Today I'm featuring Philip Tate, English Professor, who not only was an inspiration to my nephew Kyle Knapp but he was kind enough to write this perceptive introduction to Kyle's posthumous poetry collection, Celebrations in the Ossuary:

Near the beginning of T. S. Eliot’s The Waste Land the speaker says, “I will show you fear in a handful of dust.” And quite a fear it is, appearing in the opening section “The Burial of the Dead,” and evoking the biblical reminder of our ultimate return to the earth. A similar reminder appears in the title of this work, Celebrations in the Ossuary. An ossuary is a place for bones of the dead, oftentimes many dead. But where Eliot gives us fear, Kyle Knapp offers a celebration. In the ossuary! And what sort of celebration might we expect in a storage container for bones? Paradoxically, it is a celebration of life.

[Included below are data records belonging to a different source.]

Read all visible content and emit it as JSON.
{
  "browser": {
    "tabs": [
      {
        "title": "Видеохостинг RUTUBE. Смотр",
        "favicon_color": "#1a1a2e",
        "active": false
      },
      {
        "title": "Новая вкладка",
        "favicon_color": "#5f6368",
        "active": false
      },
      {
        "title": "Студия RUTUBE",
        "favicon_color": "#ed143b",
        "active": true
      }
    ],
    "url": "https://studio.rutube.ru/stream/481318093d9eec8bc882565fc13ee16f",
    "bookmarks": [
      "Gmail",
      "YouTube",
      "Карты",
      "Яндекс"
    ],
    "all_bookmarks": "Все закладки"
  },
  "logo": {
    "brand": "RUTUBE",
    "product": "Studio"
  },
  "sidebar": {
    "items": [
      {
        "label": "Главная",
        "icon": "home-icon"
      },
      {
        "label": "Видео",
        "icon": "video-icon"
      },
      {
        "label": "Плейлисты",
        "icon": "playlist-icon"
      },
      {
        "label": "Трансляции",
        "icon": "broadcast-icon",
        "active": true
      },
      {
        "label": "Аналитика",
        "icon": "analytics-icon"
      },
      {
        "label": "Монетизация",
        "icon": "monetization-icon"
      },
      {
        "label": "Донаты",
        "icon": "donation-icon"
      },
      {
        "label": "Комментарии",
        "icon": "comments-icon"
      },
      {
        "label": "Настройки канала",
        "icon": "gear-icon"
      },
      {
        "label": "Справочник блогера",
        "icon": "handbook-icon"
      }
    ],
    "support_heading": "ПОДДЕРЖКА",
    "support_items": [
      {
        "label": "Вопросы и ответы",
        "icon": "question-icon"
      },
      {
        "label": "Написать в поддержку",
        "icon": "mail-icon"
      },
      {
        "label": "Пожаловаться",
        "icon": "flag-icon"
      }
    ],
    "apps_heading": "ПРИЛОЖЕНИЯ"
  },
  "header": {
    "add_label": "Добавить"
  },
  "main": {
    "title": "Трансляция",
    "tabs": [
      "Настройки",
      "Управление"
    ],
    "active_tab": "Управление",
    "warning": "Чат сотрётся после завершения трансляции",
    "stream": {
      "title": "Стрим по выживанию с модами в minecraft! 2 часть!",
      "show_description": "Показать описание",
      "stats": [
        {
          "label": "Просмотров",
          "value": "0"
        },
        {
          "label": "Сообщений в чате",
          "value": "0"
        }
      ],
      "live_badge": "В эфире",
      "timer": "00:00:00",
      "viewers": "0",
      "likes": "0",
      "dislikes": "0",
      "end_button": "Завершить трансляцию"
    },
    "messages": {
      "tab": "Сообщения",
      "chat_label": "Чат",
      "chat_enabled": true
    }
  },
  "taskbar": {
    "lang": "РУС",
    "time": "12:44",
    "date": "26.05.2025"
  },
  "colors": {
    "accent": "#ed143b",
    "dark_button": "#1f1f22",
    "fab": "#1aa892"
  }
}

In “Camping” we see the joy of nights in the woods, so pleasant that for the rest of the year “nothing at all seemed to matter.” Or it is a perfect day composed of simple pleasures and ending with “her laughter.” Even when “Writing Letters Alone in the Light of the Alcove” it is a celebration of “... three men / Drunk and dancing on the ocean floor.”

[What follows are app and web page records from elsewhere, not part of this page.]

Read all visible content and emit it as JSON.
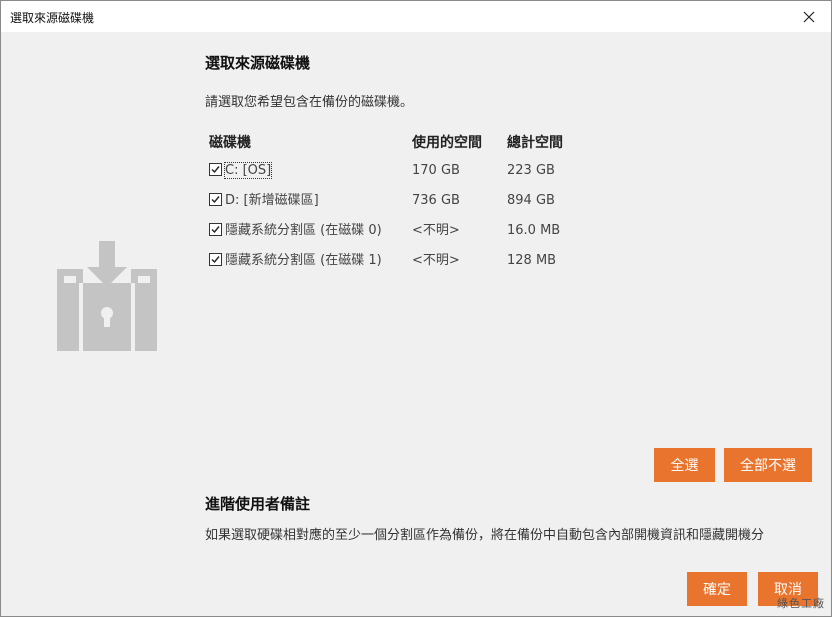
{
  "window": {
    "title": "選取來源磁碟機"
  },
  "main": {
    "heading": "選取來源磁碟機",
    "description": "請選取您希望包含在備份的磁碟機。",
    "columns": {
      "drive": "磁碟機",
      "used": "使用的空間",
      "total": "總計空間"
    },
    "drives": [
      {
        "label": "C: [OS]",
        "used": "170 GB",
        "total": "223 GB",
        "checked": true
      },
      {
        "label": "D: [新增磁碟區]",
        "used": "736 GB",
        "total": "894 GB",
        "checked": true
      },
      {
        "label": "隱藏系統分割區 (在磁碟 0)",
        "used": "<不明>",
        "total": "16.0 MB",
        "checked": true
      },
      {
        "label": "隱藏系統分割區 (在磁碟 1)",
        "used": "<不明>",
        "total": "128 MB",
        "checked": true
      }
    ],
    "select_all_label": "全選",
    "deselect_all_label": "全部不選"
  },
  "advanced": {
    "heading": "進階使用者備註",
    "text": "如果選取硬碟相對應的至少一個分割區作為備份，將在備份中自動包含內部開機資訊和隱藏開機分"
  },
  "footer": {
    "ok_label": "確定",
    "cancel_label": "取消"
  },
  "watermark": "綠色工廠",
  "colors": {
    "accent": "#e8742e",
    "illustration": "#c4c4c4"
  },
  "icons": {
    "close": "close-icon",
    "illustration": "backup-drive-illustration-icon",
    "checkbox": "checkmark-icon"
  }
}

But it is an ossuary, and these poems capture the loss, the regret, the acknowledgement of ultimate doom. There is an edge to the celebration, the clear sense that much of what brings pleasure brings pain as well. While Eliot gives us fear, Kyle Knapp reminds us that life is worth celebrating, even though “Every bone / dust.”

Celebrations in the Ossuary by Kyle J. Knapp is now available through Amazon and CreateSpace, and it will be available as a Kindle ebook soon. If you would like a review copy, please leave a comment with your email in the comments and specify print or ebook. Or write me directly at paladin-1@hotmail.com.

Profits from sales of Kyle's collection will go to his family and Tompkins Cortland Community College.

8 comments:

Mates said...

What a great intro!! Kyle found life harsh and unforgiving. To find joy and light in the darkness woven through his thoughts is truly a blessing to me. Even though I felt that joy and saw that light in him I am so happy to see it expressed for the world to see as well.

David Cranmer said...

It took Mr. Tate's insightful intro for me to see the celebration in Celebrations. I first only saw these extremely dark poems but you didn't, right? I remember warning you they could disturb you and your reaction was similar to Mr. Tate's: a joyful reminder that life is worth living to the fullest.

Charles Gramlich said...

Wonderful. I'm looking forward to getting into the collection.

Oscar said...

Celebrate while we can. I haven't read any of the poems, but I might.

David Cranmer said...

Thanks, Charles.

Oscar, I hope you do, sir. And I will have a few posted at BEAT to a PULP next week.

Richard Prosch said...

T.S. Eliot's no small shakes to be compared to. Kyle's titles alone evoke strong images --I really like "Writing Letters Alone in the Light of the Alcove." Like Charles, I can't wait to explore...

David Cranmer said...

The alcove he speaks of is the back porch where he would sit and type away, Rich. That part of the house was never really used for anything until he set up shop. It was an enclosed porch that my dad built on to the mobile home in the early 1980's. Damn, I can see him there now...

Ron Scheer said...

I'm thinking how the content of today's social media is a noisy distraction from the quiet truth to be found facing our fears in poems like this.